What better time to explore Bangkok’s chinatown than Chinese New Year? Here are a few snaps and a bit of info covering our wanderings in January 2006.
Chinatown is a densely packed area of ‘downtown’ Bangkok which hugs one of the main thoroughfares and therefore also often takes its name – Yaowarat. All year long red is the defining colour of the area most notably in the gold shops lining this main road. But during Chinese New Year, it goes one further and everyone seems to be wearing this auspicious colour. Below is one of the main Chinese temples in the area. Packed with people making offerings.
The temple below is Wat Traimit, the largest temple in the area. Despite being distinctly Thai it is also packed during Chinese New Year. Here people are praying in front of two figures covered in gold leaf which worshippers have placed on them. I believe these gentlemen may have been abbots at the temple. Insense sticks are lit and lotus buds are offered.
What is best described as a religious one-armed bandit. You put your money in the ‘Give alms hole’, lights flash and a number is illuminated. You then pick the card with this number on it and it tells your fortune.
The people above are all praying in front of the most impressive feature of the temple – the 5 tonne solid gold buddha (below right). Apparently it was only rediscovered about 50 years ago after it was dropped and the plaster exterior came away revealing the gold underneath. It was thought that the plaster covering was made to disguise the buddha just before the Burmese invasion of the late 18th century.
During our wanders around Chinatown we chanced upon a performance of some chinese opera. I have to say the audience was more interesting than the performance. These ladies were to later appear in the evening procession.
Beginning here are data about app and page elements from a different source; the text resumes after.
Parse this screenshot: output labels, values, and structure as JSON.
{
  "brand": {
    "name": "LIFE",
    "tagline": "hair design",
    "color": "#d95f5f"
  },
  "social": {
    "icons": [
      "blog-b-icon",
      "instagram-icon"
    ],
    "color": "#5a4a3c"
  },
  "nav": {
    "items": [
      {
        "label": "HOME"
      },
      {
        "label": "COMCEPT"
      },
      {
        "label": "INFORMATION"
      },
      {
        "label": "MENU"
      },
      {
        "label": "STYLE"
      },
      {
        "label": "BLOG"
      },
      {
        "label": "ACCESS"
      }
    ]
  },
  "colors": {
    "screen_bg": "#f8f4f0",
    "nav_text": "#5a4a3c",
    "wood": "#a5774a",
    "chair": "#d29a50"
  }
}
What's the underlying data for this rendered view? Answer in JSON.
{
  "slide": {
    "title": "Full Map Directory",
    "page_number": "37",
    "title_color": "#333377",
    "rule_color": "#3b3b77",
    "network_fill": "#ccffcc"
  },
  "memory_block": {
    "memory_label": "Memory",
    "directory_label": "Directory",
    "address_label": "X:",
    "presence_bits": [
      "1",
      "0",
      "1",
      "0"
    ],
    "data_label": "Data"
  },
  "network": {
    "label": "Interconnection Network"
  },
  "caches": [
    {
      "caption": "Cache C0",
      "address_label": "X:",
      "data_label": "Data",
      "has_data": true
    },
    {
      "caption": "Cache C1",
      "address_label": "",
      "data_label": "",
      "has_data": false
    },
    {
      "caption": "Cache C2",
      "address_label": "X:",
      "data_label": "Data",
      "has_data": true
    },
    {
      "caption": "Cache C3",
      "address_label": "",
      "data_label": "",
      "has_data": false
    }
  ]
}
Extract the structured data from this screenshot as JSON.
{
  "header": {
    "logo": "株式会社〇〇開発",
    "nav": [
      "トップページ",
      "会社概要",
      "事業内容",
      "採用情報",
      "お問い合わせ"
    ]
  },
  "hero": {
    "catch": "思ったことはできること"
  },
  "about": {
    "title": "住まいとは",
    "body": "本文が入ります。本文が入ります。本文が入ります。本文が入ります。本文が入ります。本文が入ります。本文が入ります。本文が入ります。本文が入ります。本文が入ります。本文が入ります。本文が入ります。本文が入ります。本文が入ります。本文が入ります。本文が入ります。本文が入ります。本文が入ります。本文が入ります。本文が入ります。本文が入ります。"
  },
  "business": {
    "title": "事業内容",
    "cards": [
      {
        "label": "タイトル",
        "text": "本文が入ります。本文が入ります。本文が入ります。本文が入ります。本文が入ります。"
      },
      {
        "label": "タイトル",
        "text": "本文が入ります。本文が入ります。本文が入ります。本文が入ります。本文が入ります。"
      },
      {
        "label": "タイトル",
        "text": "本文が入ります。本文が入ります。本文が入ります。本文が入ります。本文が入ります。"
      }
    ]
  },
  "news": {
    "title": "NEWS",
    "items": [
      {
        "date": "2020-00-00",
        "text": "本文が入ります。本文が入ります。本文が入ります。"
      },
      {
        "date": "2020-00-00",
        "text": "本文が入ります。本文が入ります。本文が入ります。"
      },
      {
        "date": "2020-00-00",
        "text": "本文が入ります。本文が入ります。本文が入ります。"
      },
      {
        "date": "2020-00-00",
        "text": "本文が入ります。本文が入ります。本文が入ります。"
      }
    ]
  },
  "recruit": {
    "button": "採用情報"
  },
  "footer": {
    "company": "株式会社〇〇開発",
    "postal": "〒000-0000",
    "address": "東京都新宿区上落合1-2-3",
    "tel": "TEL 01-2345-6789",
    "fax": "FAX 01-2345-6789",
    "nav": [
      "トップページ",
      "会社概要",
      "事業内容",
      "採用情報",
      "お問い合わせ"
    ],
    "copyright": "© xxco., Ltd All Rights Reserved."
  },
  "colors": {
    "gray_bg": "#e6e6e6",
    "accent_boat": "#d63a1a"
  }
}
Although Yaowarat Road remained open to traffic, every now and then there would be an impromtu procession or dragon dance. this time it seemed to be a group of acrobats. – Mind you I don’t know how much acrobatics the portly chap on the right got involved in.
Mind those overhead signs!
At the entrance to Chinatown they built a huge dragon which I must say looked rather impressive as night descended.
This is where we stopped to see the procession – and here come the ladies again. Actually these ladies came round on their truck about three or four times during the day and night!
Here’s a film of one of the impromptu dragon dances down Yaowarat Road